ELEKTRO 3/2020 was released on March 13th 2020. Its digital version will be available immediately.

Topic: Trends in electrical engineering

Main Article
Use of frequency converter for experimentational device

SVĚTLO (Light) 2/2020 was released on March 6th 2020. Its digital version will be available immediately.

Market, business, enterprise
BOOBA in new showroom, which surpassed all expectations
Discourse with Technology of Capital city Prague chairman of management

Day light
Diagram of overshadow for 21st march
Modern methods of gaining dates for processing lighting technology assessment

Physicists may have accidentally discovered a new state of matter

2. 3. 2020 | Northeastern University | www.northeastern.edu

Humans have been studying electric charge for thousands of years, and the results have shaped modern civilization. Our daily lives depend on electric lighting, smartphones, cars, and computers, in ways that the first individuals to take note of a static shock or a bolt of lightning could never have imagined.

Now, physicists at Northeastern have discovered a new way to manipulate electric charge. And the changes to the future of our technology could be monumental. The ability to move, manipulate, and store electrons is key to the vast majority of modern technology, whether we’re trying to harvest energy from the sun or play Plants vs. Zombies on our phone. In a paper published in Nanoscale, the researchers described a way to make electrons do something entirely new: Distribute themselves evenly into a stationary, crystalline pattern.

Future of technology

The phenomenon appeared while the researchers were running experiments with crystalline materials that are only a few atoms thick, known as 2D materials. These materials are made up of a repeating pattern of atoms, like an endless checkerboard, and are so thin that the electrons in them can only move in two dimensions.

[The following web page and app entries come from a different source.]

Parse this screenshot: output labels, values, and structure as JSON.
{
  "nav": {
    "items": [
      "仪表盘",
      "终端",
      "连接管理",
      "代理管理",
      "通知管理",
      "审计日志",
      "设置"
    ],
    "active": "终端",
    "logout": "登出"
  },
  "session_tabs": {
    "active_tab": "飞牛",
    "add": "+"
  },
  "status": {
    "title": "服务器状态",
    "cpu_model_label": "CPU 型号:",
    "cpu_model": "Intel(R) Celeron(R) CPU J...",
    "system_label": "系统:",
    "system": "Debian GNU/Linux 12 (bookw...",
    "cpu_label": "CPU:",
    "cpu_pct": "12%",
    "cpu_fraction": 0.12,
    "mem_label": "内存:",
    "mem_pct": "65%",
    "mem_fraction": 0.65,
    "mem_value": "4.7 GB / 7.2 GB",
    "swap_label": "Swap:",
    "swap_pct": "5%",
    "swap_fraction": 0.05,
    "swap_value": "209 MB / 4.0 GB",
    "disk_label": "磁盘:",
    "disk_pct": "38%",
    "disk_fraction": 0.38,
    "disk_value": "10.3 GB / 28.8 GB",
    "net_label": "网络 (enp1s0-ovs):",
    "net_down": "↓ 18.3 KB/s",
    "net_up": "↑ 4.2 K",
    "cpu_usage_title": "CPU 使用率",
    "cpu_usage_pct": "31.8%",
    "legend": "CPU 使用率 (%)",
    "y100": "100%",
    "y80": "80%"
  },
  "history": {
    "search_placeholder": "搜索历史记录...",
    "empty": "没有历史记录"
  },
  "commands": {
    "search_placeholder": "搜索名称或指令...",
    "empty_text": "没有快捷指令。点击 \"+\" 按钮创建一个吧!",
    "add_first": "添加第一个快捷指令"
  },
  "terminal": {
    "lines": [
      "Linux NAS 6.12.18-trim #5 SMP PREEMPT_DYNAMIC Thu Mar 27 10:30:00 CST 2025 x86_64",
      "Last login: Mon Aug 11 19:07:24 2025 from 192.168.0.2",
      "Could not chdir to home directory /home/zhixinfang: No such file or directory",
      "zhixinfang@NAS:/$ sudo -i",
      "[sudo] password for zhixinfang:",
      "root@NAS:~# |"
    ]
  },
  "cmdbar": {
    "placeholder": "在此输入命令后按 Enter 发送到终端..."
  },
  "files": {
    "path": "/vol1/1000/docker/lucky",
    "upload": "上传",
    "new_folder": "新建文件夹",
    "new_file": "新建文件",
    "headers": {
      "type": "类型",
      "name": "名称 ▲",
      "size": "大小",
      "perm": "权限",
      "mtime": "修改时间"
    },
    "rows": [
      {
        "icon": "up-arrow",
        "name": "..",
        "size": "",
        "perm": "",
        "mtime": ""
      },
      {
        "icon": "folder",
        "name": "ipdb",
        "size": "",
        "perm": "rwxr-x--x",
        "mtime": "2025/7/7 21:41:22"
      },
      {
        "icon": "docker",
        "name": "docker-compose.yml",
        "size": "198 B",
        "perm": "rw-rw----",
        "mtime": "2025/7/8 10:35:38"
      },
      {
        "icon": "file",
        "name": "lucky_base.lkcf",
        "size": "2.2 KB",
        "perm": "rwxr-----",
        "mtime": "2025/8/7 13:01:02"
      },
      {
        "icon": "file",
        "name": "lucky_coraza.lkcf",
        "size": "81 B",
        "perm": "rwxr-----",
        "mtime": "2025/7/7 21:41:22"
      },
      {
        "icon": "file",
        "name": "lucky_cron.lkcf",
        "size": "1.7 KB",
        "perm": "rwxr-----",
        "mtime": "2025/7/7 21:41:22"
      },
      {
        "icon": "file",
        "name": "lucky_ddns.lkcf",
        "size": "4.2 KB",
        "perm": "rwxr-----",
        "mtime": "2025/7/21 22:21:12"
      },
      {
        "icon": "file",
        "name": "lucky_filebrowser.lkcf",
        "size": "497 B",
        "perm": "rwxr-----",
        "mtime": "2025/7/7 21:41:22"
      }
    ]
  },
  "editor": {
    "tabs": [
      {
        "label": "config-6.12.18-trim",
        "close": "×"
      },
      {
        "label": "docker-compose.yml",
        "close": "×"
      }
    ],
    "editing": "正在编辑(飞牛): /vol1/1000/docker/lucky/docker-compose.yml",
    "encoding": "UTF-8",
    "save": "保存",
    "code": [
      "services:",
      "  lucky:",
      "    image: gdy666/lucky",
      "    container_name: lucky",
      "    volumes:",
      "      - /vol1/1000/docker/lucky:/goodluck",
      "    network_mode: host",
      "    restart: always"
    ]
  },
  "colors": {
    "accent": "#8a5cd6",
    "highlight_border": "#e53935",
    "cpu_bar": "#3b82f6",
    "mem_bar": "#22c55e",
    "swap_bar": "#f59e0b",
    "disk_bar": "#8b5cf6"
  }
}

Read more at Northeastern University

Image Credit: Hannah Moore/Northeastern University

-jk-